** DATA LISTING follows **

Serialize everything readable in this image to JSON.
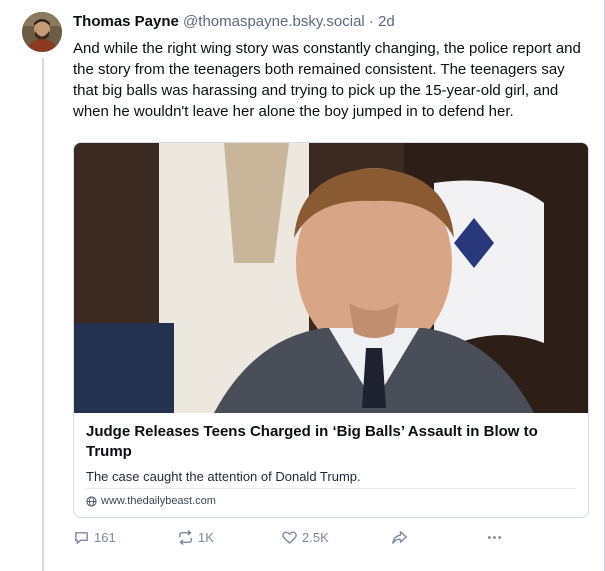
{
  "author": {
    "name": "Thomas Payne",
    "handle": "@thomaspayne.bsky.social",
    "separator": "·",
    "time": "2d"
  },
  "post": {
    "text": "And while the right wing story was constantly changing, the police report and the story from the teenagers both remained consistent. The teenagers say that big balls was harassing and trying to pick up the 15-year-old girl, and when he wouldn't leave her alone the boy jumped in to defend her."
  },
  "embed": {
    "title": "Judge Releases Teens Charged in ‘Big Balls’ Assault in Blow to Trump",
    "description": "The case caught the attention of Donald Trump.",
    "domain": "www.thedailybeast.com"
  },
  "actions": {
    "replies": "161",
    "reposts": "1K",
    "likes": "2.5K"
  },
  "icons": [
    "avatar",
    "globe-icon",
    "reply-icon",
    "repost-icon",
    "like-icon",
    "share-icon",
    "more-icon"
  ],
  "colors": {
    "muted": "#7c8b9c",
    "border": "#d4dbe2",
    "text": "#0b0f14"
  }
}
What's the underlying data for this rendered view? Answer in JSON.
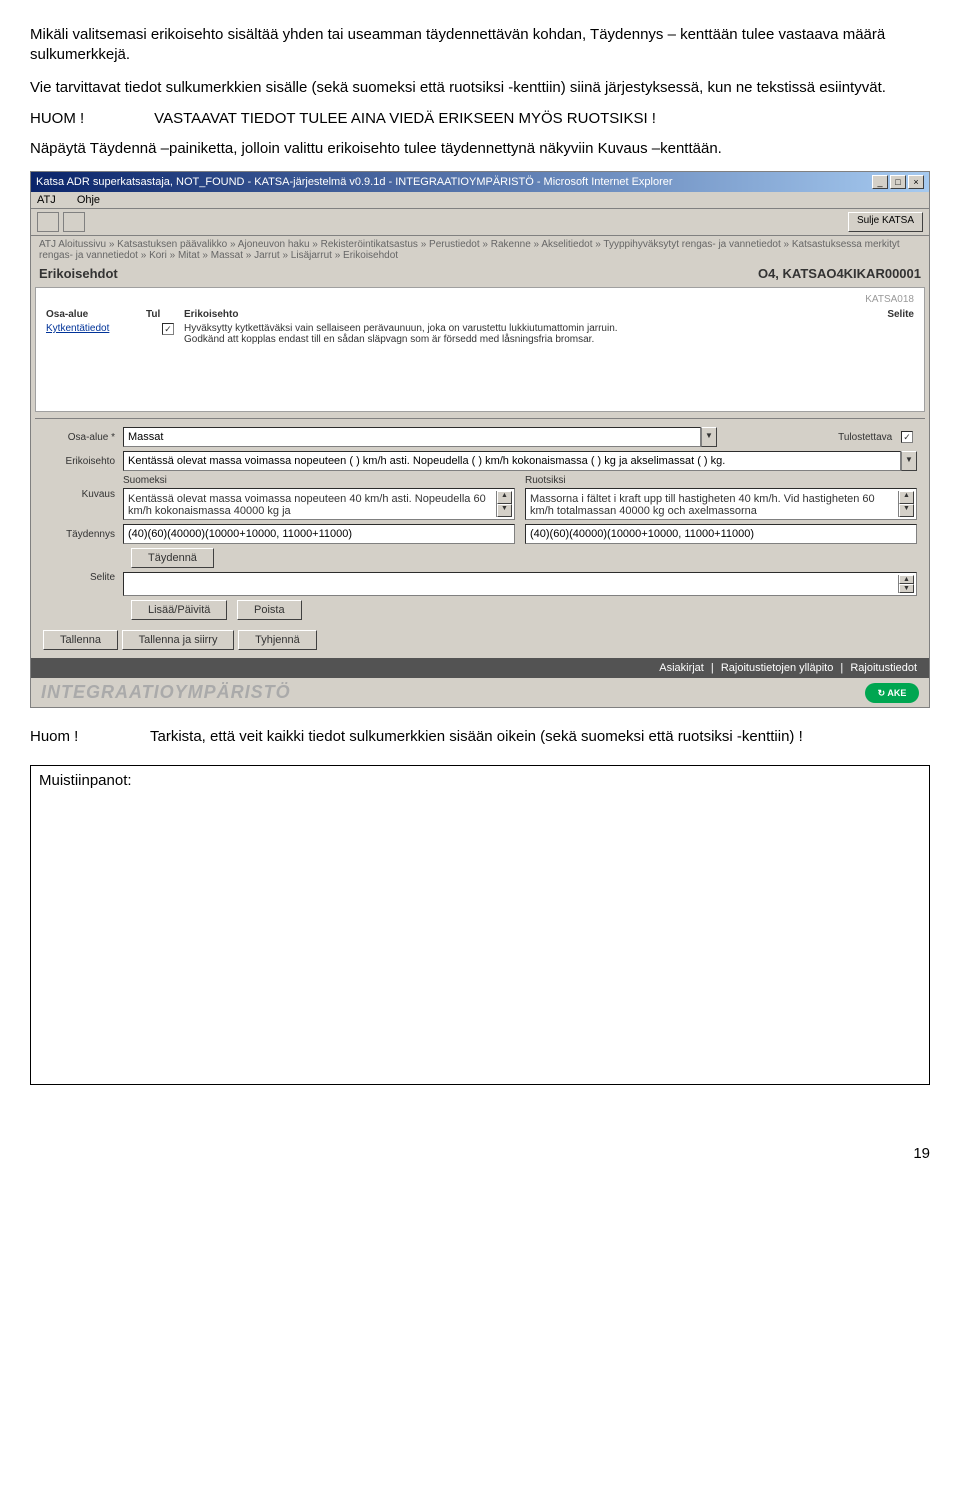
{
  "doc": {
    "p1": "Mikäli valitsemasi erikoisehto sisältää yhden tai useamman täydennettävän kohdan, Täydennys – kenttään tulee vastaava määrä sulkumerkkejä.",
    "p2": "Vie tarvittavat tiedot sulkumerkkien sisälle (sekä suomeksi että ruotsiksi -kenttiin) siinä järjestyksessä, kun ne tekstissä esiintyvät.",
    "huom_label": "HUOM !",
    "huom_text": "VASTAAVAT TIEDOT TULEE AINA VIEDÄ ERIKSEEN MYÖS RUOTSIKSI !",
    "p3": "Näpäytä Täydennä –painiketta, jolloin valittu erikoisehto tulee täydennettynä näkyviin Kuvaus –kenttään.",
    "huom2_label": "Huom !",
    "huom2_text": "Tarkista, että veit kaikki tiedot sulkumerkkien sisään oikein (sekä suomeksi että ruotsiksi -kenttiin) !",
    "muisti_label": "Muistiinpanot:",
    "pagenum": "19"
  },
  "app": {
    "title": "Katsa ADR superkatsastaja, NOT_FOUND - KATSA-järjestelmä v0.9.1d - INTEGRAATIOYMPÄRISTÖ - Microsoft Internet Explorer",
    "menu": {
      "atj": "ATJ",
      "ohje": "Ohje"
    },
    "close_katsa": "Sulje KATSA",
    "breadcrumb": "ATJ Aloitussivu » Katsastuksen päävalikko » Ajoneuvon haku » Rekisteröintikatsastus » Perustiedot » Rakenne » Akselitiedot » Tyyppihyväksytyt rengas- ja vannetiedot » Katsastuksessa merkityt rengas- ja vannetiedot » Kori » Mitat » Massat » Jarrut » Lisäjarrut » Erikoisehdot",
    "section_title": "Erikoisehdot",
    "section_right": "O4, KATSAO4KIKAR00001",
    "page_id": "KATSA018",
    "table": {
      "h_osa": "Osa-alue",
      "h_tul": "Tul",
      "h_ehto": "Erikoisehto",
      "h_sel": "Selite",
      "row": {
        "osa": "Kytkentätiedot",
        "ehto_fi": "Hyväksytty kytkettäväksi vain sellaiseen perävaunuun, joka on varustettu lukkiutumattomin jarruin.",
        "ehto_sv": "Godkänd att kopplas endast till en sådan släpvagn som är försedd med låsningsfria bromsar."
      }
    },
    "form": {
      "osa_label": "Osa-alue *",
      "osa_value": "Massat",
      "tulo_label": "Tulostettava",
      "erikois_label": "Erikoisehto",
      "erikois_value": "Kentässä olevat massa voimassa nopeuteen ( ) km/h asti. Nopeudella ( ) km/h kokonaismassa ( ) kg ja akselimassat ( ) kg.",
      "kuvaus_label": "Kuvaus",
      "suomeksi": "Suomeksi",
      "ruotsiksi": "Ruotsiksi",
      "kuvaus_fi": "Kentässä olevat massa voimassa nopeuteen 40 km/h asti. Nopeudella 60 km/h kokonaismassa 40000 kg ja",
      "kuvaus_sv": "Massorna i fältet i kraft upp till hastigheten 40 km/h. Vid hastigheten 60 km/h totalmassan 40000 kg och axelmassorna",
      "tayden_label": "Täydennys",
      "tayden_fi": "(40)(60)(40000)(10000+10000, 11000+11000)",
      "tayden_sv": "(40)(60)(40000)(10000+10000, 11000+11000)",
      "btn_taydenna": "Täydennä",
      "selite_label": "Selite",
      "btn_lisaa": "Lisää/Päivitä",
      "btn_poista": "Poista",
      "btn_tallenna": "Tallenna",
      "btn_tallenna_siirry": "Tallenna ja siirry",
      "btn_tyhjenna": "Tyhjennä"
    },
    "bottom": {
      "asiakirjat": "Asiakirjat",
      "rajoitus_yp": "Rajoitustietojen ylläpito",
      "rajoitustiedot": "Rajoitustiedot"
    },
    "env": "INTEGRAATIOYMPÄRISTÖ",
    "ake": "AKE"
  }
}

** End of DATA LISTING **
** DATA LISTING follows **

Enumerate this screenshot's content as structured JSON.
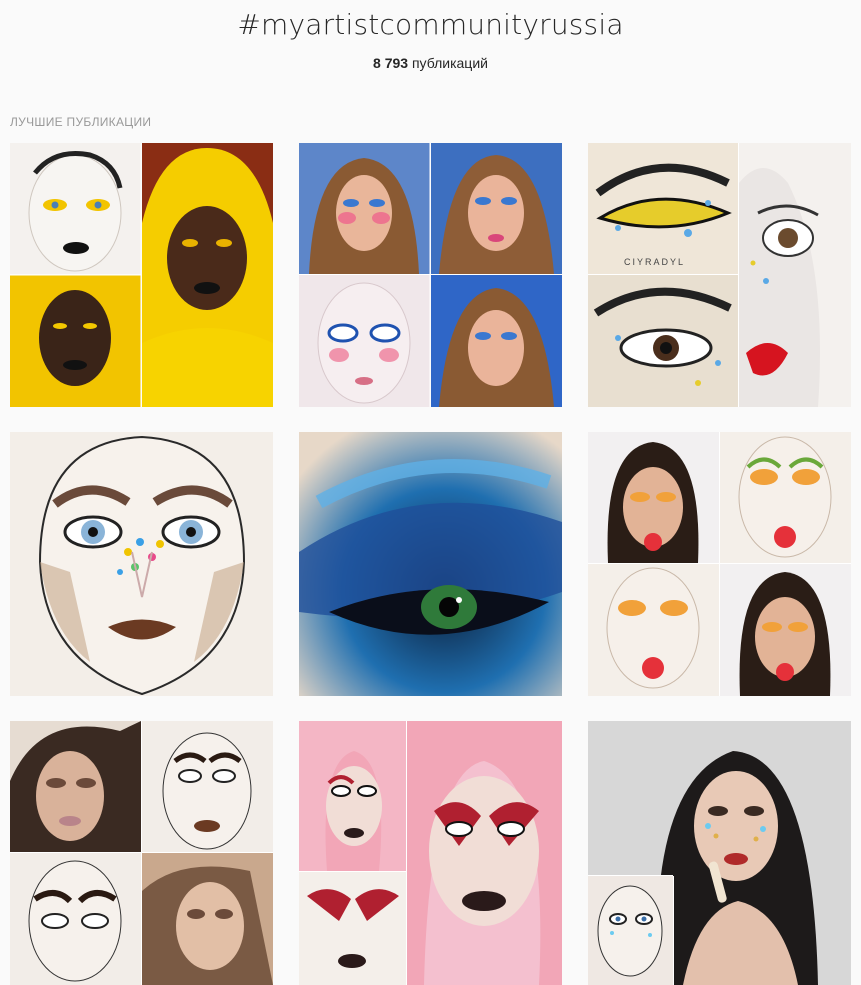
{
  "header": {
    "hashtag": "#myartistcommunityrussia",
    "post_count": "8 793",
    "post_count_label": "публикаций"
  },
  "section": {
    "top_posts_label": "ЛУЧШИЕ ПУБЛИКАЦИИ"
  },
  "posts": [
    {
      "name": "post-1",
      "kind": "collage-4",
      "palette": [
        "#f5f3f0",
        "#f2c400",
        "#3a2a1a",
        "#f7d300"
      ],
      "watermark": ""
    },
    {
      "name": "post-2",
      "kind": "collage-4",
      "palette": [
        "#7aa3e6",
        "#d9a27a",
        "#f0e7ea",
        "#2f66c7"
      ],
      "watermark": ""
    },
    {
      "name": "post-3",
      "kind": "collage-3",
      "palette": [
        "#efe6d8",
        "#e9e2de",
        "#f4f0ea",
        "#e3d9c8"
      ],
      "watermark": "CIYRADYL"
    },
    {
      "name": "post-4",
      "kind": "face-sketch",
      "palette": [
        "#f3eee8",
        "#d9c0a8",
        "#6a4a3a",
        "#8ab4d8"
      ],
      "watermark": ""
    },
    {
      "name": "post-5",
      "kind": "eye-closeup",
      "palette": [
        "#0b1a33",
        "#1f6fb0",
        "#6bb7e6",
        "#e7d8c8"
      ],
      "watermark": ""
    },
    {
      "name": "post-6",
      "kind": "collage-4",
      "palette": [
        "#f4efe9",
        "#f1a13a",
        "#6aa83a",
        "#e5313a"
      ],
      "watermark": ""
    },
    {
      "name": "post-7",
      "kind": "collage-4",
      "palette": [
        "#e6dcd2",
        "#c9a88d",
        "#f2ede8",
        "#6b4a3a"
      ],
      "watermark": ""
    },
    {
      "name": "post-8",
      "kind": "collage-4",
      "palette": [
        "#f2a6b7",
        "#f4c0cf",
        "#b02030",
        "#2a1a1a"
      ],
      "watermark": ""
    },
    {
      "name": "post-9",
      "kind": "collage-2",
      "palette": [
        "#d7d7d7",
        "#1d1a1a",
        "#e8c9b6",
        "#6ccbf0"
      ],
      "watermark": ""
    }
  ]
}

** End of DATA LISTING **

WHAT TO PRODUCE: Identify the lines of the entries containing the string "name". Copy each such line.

RESPONSE BOX:
    "name": "Thomas Payne",
      "name": "post-1",
      "name": "post-2",
      "name": "post-3",
      "name": "post-4",
      "name": "post-5",
      "name": "post-6",
      "name": "post-7",
      "name": "post-8",
      "name": "post-9",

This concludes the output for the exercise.